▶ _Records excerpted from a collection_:

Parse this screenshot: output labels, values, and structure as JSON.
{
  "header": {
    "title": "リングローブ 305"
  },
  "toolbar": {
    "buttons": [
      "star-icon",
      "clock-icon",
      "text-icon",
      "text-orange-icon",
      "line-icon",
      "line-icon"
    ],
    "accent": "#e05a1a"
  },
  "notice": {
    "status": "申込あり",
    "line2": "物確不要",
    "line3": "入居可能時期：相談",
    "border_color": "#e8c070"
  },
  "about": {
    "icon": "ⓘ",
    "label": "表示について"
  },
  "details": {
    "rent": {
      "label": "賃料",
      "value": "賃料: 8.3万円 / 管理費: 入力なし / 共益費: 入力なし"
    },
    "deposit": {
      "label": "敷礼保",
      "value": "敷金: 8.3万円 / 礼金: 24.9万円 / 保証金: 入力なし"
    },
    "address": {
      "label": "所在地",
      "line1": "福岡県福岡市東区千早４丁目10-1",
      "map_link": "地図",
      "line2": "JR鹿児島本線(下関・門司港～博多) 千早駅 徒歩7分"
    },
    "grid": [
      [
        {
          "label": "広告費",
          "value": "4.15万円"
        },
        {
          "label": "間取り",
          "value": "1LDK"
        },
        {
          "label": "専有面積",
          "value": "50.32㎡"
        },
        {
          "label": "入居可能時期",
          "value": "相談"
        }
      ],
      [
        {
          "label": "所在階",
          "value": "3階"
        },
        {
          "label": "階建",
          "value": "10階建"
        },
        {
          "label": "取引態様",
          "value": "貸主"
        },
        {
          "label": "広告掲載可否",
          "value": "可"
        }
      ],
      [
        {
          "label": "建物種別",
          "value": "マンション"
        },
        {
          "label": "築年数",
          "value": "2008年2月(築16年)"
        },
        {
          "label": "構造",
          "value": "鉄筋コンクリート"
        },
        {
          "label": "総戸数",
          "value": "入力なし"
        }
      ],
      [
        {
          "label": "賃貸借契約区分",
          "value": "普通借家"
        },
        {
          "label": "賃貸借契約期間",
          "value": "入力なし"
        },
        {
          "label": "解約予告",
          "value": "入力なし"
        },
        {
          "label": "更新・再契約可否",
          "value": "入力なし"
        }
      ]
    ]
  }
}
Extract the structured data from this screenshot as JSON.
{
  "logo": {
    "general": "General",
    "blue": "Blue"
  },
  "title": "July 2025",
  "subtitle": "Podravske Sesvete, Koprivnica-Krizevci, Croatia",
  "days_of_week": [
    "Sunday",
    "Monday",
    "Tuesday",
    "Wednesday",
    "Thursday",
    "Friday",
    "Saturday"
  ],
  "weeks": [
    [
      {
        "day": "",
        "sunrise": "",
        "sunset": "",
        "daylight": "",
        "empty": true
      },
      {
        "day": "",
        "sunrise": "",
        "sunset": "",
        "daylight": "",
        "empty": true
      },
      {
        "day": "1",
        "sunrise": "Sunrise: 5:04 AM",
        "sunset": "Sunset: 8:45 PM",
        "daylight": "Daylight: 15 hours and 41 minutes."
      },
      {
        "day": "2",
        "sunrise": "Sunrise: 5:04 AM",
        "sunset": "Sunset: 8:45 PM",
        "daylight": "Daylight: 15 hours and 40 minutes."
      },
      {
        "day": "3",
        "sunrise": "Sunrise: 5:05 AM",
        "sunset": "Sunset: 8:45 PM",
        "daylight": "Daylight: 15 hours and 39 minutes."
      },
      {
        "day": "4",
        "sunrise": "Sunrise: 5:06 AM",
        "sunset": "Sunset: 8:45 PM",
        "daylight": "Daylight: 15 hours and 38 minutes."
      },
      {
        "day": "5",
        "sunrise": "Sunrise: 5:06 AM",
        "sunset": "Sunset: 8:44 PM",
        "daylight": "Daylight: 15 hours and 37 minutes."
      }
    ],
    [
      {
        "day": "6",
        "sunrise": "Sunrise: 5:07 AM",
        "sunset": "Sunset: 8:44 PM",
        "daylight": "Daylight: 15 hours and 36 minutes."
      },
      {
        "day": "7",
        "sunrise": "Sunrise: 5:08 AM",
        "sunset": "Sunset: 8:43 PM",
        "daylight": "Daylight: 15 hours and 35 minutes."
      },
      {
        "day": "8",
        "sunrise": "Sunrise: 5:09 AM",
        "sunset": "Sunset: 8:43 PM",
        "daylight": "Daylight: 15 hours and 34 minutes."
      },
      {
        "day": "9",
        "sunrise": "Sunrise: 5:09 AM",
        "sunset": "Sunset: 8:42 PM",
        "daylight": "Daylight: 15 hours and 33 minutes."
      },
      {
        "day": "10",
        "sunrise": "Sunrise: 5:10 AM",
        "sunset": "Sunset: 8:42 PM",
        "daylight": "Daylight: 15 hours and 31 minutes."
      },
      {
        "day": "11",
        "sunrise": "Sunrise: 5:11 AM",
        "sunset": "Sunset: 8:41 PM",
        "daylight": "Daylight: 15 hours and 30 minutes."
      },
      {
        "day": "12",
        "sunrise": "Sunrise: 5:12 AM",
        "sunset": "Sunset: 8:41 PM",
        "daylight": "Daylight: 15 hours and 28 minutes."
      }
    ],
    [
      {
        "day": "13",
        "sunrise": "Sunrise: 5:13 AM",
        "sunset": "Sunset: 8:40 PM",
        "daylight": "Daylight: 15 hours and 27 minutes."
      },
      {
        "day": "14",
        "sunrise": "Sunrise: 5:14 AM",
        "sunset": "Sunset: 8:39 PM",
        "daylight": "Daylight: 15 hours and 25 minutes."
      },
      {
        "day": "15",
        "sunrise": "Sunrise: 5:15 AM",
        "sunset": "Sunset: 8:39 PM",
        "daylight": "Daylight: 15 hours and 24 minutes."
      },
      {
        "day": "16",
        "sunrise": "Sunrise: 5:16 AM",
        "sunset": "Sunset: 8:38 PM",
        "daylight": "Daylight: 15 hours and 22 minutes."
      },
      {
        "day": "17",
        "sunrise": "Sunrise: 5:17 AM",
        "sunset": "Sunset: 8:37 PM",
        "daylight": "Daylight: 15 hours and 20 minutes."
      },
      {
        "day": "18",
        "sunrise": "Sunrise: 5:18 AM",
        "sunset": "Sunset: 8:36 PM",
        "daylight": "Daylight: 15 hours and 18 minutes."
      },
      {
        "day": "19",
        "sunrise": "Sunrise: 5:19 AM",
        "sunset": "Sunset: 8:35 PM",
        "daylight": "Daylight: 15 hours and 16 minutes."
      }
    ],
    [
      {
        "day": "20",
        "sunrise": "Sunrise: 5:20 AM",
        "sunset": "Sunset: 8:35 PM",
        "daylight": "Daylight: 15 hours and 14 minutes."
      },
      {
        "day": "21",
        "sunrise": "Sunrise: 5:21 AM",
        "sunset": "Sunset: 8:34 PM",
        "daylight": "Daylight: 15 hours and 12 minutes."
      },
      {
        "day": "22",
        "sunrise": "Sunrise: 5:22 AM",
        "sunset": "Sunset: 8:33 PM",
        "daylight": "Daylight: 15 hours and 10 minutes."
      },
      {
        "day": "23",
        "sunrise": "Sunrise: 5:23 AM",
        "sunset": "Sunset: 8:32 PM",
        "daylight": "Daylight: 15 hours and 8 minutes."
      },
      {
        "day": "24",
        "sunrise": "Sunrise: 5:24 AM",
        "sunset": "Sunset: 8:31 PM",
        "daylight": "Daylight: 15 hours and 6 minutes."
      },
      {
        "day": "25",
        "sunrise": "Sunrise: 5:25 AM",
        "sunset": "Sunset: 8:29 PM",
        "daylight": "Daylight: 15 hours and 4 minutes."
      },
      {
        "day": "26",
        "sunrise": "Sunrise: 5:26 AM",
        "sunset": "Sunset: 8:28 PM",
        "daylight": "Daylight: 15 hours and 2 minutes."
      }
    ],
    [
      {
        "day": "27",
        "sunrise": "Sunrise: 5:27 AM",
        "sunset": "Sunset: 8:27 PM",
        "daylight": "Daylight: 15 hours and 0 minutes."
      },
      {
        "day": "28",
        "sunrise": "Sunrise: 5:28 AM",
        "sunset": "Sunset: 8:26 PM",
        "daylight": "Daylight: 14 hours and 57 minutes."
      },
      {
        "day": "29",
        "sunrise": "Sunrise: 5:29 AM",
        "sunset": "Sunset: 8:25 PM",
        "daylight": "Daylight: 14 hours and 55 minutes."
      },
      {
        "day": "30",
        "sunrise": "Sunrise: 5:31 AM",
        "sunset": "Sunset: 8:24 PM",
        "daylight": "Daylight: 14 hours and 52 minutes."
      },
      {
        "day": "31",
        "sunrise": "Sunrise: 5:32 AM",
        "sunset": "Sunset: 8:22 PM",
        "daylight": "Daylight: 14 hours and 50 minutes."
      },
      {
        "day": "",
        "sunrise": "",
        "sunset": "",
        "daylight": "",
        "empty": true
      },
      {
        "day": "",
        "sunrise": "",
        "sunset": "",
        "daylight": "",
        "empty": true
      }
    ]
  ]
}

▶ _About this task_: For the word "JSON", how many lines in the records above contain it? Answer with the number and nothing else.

▶ _Result of this task_: 2